In the records below, find each line holding the word "text" and copy it.

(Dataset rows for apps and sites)
========================================

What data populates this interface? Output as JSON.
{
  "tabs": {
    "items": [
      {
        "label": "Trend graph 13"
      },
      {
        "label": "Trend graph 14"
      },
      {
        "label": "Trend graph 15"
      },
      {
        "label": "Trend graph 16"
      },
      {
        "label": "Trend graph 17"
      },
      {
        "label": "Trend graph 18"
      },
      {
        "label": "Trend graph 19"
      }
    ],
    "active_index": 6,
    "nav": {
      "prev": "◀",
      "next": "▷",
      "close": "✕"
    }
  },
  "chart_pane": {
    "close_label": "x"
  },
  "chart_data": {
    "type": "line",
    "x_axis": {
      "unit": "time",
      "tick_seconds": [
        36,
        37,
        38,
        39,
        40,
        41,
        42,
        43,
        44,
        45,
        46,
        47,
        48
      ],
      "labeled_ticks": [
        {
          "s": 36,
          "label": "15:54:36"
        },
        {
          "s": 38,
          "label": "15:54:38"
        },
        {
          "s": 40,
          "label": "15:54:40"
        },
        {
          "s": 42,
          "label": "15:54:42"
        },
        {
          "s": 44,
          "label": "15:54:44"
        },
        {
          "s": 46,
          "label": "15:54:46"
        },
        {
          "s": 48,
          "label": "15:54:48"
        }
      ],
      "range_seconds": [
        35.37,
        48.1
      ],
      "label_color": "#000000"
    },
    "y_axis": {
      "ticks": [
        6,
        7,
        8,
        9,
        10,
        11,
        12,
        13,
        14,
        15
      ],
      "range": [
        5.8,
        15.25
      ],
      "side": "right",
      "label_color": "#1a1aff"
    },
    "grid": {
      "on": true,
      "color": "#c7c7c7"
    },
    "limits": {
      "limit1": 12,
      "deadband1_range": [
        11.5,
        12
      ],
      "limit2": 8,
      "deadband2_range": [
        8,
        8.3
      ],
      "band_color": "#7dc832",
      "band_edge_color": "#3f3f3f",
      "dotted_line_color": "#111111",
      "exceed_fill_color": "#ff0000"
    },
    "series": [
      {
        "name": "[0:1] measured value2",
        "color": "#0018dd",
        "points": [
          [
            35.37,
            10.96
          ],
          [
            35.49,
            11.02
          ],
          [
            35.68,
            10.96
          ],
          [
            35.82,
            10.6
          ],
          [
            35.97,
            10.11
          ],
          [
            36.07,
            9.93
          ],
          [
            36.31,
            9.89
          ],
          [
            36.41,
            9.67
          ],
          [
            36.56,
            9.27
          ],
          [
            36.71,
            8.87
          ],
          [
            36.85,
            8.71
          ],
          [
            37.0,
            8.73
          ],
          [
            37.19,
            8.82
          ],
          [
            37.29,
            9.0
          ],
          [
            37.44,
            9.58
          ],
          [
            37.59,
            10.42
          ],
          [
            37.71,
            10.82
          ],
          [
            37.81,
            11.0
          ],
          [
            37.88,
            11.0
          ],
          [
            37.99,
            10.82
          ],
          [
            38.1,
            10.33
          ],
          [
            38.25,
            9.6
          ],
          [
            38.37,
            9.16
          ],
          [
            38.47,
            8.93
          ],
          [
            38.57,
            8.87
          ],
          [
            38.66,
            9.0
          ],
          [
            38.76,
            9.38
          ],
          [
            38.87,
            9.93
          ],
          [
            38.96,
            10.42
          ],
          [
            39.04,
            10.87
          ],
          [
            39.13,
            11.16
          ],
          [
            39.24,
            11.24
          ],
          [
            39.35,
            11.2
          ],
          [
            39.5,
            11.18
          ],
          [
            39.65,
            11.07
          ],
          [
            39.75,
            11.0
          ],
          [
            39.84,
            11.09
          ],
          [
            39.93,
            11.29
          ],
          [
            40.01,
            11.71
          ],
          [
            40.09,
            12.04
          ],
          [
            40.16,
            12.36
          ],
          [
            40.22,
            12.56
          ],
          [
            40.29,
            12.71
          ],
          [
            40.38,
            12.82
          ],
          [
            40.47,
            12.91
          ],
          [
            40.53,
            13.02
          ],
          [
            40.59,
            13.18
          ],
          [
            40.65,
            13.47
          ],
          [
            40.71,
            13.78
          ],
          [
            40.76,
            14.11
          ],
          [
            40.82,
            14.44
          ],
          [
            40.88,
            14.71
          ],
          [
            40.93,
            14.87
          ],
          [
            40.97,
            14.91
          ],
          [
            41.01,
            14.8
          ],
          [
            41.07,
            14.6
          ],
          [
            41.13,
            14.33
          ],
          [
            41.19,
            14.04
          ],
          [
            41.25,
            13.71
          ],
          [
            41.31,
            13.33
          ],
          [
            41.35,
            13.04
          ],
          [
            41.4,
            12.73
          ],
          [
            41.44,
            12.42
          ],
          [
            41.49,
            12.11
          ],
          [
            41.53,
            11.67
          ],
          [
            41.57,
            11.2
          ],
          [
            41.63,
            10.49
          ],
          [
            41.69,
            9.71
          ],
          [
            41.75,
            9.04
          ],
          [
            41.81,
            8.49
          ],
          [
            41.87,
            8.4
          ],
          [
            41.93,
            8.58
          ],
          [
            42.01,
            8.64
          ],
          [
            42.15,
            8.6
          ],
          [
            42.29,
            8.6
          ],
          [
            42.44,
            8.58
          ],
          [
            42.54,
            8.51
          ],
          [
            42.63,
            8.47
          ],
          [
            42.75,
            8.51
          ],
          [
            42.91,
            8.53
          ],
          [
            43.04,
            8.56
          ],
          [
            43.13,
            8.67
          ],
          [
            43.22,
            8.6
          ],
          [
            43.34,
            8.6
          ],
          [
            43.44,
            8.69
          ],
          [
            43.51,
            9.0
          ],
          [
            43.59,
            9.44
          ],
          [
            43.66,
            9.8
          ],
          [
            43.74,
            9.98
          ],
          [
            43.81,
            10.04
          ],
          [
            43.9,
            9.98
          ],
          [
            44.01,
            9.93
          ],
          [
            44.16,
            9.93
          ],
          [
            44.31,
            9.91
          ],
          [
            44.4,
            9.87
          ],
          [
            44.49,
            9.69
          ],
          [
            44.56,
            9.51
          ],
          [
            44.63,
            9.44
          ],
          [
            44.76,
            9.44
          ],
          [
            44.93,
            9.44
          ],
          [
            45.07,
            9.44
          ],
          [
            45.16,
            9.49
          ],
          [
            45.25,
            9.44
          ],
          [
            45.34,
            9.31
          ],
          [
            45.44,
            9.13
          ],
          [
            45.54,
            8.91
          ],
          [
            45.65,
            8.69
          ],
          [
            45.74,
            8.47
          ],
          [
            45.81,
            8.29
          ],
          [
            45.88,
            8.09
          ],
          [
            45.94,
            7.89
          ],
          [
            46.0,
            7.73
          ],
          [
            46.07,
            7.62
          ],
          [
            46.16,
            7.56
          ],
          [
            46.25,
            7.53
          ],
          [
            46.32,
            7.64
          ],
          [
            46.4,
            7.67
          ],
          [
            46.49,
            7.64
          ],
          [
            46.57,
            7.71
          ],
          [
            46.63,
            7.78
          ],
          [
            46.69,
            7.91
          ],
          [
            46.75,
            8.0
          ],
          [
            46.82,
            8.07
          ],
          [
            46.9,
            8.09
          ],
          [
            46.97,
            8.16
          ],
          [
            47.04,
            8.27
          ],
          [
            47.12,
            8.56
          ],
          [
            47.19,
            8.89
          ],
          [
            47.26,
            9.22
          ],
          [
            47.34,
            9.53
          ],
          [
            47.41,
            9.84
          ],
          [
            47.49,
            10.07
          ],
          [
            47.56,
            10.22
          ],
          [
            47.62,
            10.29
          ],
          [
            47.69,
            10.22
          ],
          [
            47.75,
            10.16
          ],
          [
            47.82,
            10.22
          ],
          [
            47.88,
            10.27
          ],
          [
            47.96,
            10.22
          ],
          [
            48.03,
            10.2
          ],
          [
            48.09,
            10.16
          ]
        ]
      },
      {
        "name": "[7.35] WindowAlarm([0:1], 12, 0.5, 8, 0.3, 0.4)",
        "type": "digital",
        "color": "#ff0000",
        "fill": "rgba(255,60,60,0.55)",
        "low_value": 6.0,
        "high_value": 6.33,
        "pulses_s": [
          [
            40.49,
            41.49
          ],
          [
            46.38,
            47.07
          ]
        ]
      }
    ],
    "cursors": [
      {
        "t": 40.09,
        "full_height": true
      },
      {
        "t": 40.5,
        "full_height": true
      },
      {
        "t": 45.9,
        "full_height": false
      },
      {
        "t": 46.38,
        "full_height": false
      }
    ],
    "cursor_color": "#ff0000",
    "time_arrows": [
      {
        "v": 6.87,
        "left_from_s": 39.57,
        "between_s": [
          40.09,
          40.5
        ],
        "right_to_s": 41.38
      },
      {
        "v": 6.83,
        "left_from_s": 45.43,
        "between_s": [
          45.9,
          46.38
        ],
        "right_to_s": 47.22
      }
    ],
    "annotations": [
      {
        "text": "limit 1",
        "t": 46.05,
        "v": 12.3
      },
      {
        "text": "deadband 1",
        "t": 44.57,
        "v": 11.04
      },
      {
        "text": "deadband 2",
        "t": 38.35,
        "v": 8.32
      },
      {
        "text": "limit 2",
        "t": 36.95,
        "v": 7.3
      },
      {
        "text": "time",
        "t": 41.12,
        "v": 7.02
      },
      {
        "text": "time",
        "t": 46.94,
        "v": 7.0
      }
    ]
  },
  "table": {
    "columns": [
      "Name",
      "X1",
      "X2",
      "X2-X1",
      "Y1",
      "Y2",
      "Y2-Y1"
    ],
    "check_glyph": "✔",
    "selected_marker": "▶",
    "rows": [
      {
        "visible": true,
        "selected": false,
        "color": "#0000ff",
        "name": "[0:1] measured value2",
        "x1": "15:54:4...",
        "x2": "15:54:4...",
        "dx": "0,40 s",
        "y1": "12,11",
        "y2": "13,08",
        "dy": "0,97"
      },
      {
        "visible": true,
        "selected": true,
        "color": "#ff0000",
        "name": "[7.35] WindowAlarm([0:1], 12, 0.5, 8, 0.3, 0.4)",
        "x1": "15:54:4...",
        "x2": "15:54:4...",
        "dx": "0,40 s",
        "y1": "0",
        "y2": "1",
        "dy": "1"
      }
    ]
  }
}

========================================

*ANSWER BELOW*
        "text": "limit 1",
        "text": "deadband 1",
        "text": "deadband 2",
        "text": "limit 2",
        "text": "time",
        "text": "time",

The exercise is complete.